A New Restoration: American Christianity in Decline (Part 1)
The American church is in trouble. Do I need to even cite the statistics or quote the sources? I doubt it. It’s common knowledge, both inside and outside the Church. Every major denomination has faced the music. It’s not 1995 anymore and clearly fewer are dancing. The baby boomerang that launched the megachurch movement is no longer relevant. Gen X, Millennials and the emerging iTech generation are staying away from church in droves. Yes, there are some great things still happening and some American churches continue to grow, even rapidly. But in general such churches are the exception, not the rule.
The reality is the majority of American churches are smaller (under 200 active members), and most of these are stagnant or dying. Even the poster child of church growth–the megachurch–is on ecclesiastical pause. Some are in outright decline. Of those enjoying growth, far too many rely upon stolen sheep to pad their numbers. Evangelism is the dinosaur in the room. The recent fad of satellite campuses receives much attention but the mortality rate of these campus churches–with live video feeds of pastor so-and-so–is fairly high. We celebrate the successes (and should) but there are plenty of failures–too many in my opinion–with this model to applaud without caution.
The core issue, regardless of congregational size or age or context, is authentic community. In a word, how “sticky” is your church? How well do you create instant connection and fast-track relationships? Friendships begin wide (but must grow deep to create life change). They blossom quickly but root slowly. So how well do you attract (evangelize), disciple (edify) and mature (equip) believers? For the most part, in my experience and observation, American churches lack stickiness. Far too many fail to create genuine friendships or foster deeper faith. In some churches, including megachurches, there is an element of teflon or worse, repellent. The problem is Christian leaders confuse unity with community. After all, you can tie two cats’ tails together and have unity, but you most assuredly won’t have community. Programming relationships (via small groups, organized events and gatherings) is often just tail-tying.

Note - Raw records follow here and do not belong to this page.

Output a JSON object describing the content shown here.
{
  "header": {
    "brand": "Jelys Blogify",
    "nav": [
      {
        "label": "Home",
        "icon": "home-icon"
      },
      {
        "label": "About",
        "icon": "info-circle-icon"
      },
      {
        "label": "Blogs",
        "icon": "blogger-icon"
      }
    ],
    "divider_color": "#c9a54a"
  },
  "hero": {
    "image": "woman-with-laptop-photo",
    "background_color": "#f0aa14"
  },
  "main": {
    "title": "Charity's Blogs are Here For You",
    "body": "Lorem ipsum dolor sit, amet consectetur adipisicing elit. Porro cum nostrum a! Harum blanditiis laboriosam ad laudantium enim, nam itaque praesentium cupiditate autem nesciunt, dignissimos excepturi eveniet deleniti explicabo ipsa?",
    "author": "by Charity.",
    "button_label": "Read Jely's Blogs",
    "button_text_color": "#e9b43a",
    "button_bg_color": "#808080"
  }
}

The great tragedy of the modern congregation is how we barely resemble the first-century church. We’ve survived two millennia of church councils and Dark Ages. We have enjoyed reformation and awakenings. But what have we become? Is what you and I experience on Sunday morning truly what God desires? Or are we just playing church? And why does wider culture profess affection for Jesus but disdain, even disgust, for “church” and “Christians?” A lot of Christian leaders will wince and wink at that fact, but two thousand years ago the Church wasn’t hated by the populace. Oh yes, they were despised by the political powers and religious elite because Christianity proved popular. The hoi polloi, according to Acts 2:47, favored those who became Christians. They genuinely liked and “highly regarded” them (Acts 5:13). Until persecution scattered the early church, thousands joined them. People wanted to be around Christians because these believers were different. They were better. They were winsome.
The first-century church was attractive, engaging, culturally-relevant, popular and beautiful. And they achieved this cultural feat during one of the most pagan, pornographic, violent and vile eras in human history. The ancient Greco-Roman empire makes our American social ills look like a mild allergy.
So in coming installments I want to reveal the compelling DNA of the early church. In the process, a truth will be painfully clear: the first-century church is nothing like most churches today. In fact, I struggle to name one that operates fully as the Church described in Acts. We have ventured far from our Original Design–a blueprint that I believe God preferred for His people. A master plan that like Josiah’s Book of the Law has been closeted and cloaked by human tradition, agenda and power.
Furthermore, I want to paint a fresh vision. What if the Church could once again operate like the Church God birthed on Pentecost? What if the Church was dynamic and daring and delightful? What if the Church burned so bright in the neighborhood and community we caused Son burn?
What if the Church restored the original DNA? I come from a fellowship of churches that proudly call themselves the “Restoration Movement.” Our spiritual forefathers guided a restoration of ancient theology. We weren’t the only Christians, they said, but we were Christians only. Overall, their vision of restoration worked and succeeded. Many of the largest churches in America are part of this non-denominational American frontier movement. But despite a restoration of theology, my tribe within Christianity failed to restore the DNA of the first church. We got a lot of things right, but we didn’t get them all right.
I believe it’s essential–in a post-modern and post-Christian culture–that we restore the DNA of the first-century church. We need to re-boot the Church. We need to erase the ecclesiastical hard drive (from 20 centuries of human tradition) and restore the defaults. We need to look back so we might see forward.
The early Church holds the blueprint, if we only dare to look.